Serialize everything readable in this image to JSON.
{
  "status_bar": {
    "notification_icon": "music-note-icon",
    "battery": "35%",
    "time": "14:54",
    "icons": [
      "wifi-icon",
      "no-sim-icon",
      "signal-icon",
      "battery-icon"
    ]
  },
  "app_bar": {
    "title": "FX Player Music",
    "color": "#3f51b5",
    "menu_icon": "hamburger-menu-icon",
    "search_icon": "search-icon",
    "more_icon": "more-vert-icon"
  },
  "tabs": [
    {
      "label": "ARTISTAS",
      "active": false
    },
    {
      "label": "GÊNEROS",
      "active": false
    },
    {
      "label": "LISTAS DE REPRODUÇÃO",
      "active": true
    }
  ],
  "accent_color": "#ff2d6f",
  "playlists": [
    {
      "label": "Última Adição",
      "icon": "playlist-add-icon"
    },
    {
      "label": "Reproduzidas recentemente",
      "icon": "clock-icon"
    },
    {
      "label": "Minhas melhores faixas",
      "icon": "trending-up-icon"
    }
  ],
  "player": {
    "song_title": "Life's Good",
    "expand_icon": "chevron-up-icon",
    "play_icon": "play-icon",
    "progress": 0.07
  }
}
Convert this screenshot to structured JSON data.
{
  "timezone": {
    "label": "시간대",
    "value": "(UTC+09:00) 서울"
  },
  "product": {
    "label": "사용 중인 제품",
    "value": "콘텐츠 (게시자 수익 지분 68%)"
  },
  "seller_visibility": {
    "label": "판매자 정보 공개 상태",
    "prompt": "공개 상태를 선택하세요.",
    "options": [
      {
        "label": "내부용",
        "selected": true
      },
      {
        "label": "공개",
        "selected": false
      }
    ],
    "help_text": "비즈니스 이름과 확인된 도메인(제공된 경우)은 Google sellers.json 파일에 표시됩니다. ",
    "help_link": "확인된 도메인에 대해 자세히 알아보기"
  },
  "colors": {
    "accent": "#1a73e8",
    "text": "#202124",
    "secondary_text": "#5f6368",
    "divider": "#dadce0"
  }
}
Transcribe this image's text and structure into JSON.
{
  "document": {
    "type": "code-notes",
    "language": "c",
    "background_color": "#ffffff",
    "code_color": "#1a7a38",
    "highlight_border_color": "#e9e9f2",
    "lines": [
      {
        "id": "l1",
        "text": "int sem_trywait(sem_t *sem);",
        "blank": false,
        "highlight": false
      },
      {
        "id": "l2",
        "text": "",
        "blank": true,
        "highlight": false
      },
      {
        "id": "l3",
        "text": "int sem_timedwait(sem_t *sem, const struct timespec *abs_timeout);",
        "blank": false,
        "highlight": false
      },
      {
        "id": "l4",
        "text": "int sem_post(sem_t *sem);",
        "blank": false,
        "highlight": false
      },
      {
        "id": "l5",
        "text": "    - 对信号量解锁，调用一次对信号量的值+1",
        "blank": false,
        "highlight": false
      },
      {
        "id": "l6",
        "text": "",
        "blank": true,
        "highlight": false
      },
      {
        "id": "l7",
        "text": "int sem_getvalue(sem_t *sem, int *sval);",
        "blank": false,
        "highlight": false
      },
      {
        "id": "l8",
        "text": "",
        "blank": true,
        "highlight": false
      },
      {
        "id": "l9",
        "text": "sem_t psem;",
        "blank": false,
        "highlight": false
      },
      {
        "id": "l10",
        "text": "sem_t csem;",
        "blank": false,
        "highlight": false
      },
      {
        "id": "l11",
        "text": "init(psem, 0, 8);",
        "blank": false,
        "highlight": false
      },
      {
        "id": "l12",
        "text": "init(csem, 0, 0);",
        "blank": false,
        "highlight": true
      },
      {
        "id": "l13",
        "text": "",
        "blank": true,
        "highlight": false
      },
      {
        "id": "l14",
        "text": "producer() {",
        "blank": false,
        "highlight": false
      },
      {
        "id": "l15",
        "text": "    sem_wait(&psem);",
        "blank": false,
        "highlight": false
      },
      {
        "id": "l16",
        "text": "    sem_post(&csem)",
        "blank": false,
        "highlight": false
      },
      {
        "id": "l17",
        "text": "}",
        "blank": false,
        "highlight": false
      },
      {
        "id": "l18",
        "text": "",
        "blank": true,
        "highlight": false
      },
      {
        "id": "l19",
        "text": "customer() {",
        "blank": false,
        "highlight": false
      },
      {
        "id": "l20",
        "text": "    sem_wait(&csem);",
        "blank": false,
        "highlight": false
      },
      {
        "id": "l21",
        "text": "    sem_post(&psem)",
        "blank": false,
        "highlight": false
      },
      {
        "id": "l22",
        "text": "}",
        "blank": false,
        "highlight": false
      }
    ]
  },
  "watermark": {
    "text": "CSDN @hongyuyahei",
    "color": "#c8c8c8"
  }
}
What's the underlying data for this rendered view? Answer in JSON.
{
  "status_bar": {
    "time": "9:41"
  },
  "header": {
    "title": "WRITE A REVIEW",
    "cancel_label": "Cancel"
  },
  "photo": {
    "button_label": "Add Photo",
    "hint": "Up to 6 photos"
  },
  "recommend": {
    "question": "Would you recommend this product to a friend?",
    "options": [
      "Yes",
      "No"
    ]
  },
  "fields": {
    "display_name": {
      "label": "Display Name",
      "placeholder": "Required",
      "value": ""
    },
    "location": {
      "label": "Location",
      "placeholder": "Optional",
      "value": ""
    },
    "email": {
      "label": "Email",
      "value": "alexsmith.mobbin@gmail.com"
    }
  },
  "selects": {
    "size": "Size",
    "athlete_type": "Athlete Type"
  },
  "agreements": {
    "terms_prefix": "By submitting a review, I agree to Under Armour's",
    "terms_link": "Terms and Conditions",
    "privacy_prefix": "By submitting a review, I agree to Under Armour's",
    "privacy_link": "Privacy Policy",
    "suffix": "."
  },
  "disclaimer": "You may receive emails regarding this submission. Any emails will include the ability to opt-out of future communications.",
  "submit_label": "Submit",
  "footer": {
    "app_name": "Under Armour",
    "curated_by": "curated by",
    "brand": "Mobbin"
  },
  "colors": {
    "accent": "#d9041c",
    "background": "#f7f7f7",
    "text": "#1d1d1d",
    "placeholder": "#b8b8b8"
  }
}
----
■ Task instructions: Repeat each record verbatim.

■ Response to the exercise:
Serialize everything readable in this image to JSON.
{
  "status_bar": {
    "notification_icon": "music-note-icon",
    "battery": "35%",
    "time": "14:54",
    "icons": [
      "wifi-icon",
      "no-sim-icon",
      "signal-icon",
      "battery-icon"
    ]
  },
  "app_bar": {
    "title": "FX Player Music",
    "color": "#3f51b5",
    "menu_icon": "hamburger-menu-icon",
    "search_icon": "search-icon",
    "more_icon": "more-vert-icon"
  },
  "tabs": [
    {
      "label": "ARTISTAS",
      "active": false
    },
    {
      "label": "GÊNEROS",
      "active": false
    },
    {
      "label": "LISTAS DE REPRODUÇÃO",
      "active": true
    }
  ],
  "accent_color": "#ff2d6f",
  "playlists": [
    {
      "label": "Última Adição",
      "icon": "playlist-add-icon"
    },
    {
      "label": "Reproduzidas recentemente",
      "icon": "clock-icon"
    },
    {
      "label": "Minhas melhores faixas",
      "icon": "trending-up-icon"
    }
  ],
  "player": {
    "song_title": "Life's Good",
    "expand_icon": "chevron-up-icon",
    "play_icon": "play-icon",
    "progress": 0.07
  }
}
Convert this screenshot to structured JSON data.
{
  "timezone": {
    "label": "시간대",
    "value": "(UTC+09:00) 서울"
  },
  "product": {
    "label": "사용 중인 제품",
    "value": "콘텐츠 (게시자 수익 지분 68%)"
  },
  "seller_visibility": {
    "label": "판매자 정보 공개 상태",
    "prompt": "공개 상태를 선택하세요.",
    "options": [
      {
        "label": "내부용",
        "selected": true
      },
      {
        "label": "공개",
        "selected": false
      }
    ],
    "help_text": "비즈니스 이름과 확인된 도메인(제공된 경우)은 Google sellers.json 파일에 표시됩니다. ",
    "help_link": "확인된 도메인에 대해 자세히 알아보기"
  },
  "colors": {
    "accent": "#1a73e8",
    "text": "#202124",
    "secondary_text": "#5f6368",
    "divider": "#dadce0"
  }
}
Transcribe this image's text and structure into JSON.
{
  "document": {
    "type": "code-notes",
    "language": "c",
    "background_color": "#ffffff",
    "code_color": "#1a7a38",
    "highlight_border_color": "#e9e9f2",
    "lines": [
      {
        "id": "l1",
        "text": "int sem_trywait(sem_t *sem);",
        "blank": false,
        "highlight": false
      },
      {
        "id": "l2",
        "text": "",
        "blank": true,
        "highlight": false
      },
      {
        "id": "l3",
        "text": "int sem_timedwait(sem_t *sem, const struct timespec *abs_timeout);",
        "blank": false,
        "highlight": false
      },
      {
        "id": "l4",
        "text": "int sem_post(sem_t *sem);",
        "blank": false,
        "highlight": false
      },
      {
        "id": "l5",
        "text": "    - 对信号量解锁，调用一次对信号量的值+1",
        "blank": false,
        "highlight": false
      },
      {
        "id": "l6",
        "text": "",
        "blank": true,
        "highlight": false
      },
      {
        "id": "l7",
        "text": "int sem_getvalue(sem_t *sem, int *sval);",
        "blank": false,
        "highlight": false
      },
      {
        "id": "l8",
        "text": "",
        "blank": true,
        "highlight": false
      },
      {
        "id": "l9",
        "text": "sem_t psem;",
        "blank": false,
        "highlight": false
      },
      {
        "id": "l10",
        "text": "sem_t csem;",
        "blank": false,
        "highlight": false
      },
      {
        "id": "l11",
        "text": "init(psem, 0, 8);",
        "blank": false,
        "highlight": false
      },
      {
        "id": "l12",
        "text": "init(csem, 0, 0);",
        "blank": false,
        "highlight": true
      },
      {
        "id": "l13",
        "text": "",
        "blank": true,
        "highlight": false
      },
      {
        "id": "l14",
        "text": "producer() {",
        "blank": false,
        "highlight": false
      },
      {
        "id": "l15",
        "text": "    sem_wait(&psem);",
        "blank": false,
        "highlight": false
      },
      {
        "id": "l16",
        "text": "    sem_post(&csem)",
        "blank": false,
        "highlight": false
      },
      {
        "id": "l17",
        "text": "}",
        "blank": false,
        "highlight": false
      },
      {
        "id": "l18",
        "text": "",
        "blank": true,
        "highlight": false
      },
      {
        "id": "l19",
        "text": "customer() {",
        "blank": false,
        "highlight": false
      },
      {
        "id": "l20",
        "text": "    sem_wait(&csem);",
        "blank": false,
        "highlight": false
      },
      {
        "id": "l21",
        "text": "    sem_post(&psem)",
        "blank": false,
        "highlight": false
      },
      {
        "id": "l22",
        "text": "}",
        "blank": false,
        "highlight": false
      }
    ]
  },
  "watermark": {
    "text": "CSDN @hongyuyahei",
    "color": "#c8c8c8"
  }
}
What's the underlying data for this rendered view? Answer in JSON.
{
  "status_bar": {
    "time": "9:41"
  },
  "header": {
    "title": "WRITE A REVIEW",
    "cancel_label": "Cancel"
  },
  "photo": {
    "button_label": "Add Photo",
    "hint": "Up to 6 photos"
  },
  "recommend": {
    "question": "Would you recommend this product to a friend?",
    "options": [
      "Yes",
      "No"
    ]
  },
  "fields": {
    "display_name": {
      "label": "Display Name",
      "placeholder": "Required",
      "value": ""
    },
    "location": {
      "label": "Location",
      "placeholder": "Optional",
      "value": ""
    },
    "email": {
      "label": "Email",
      "value": "alexsmith.mobbin@gmail.com"
    }
  },
  "selects": {
    "size": "Size",
    "athlete_type": "Athlete Type"
  },
  "agreements": {
    "terms_prefix": "By submitting a review, I agree to Under Armour's",
    "terms_link": "Terms and Conditions",
    "privacy_prefix": "By submitting a review, I agree to Under Armour's",
    "privacy_link": "Privacy Policy",
    "suffix": "."
  },
  "disclaimer": "You may receive emails regarding this submission. Any emails will include the ability to opt-out of future communications.",
  "submit_label": "Submit",
  "footer": {
    "app_name": "Under Armour",
    "curated_by": "curated by",
    "brand": "Mobbin"
  },
  "colors": {
    "accent": "#d9041c",
    "background": "#f7f7f7",
    "text": "#1d1d1d",
    "placeholder": "#b8b8b8"
  }
}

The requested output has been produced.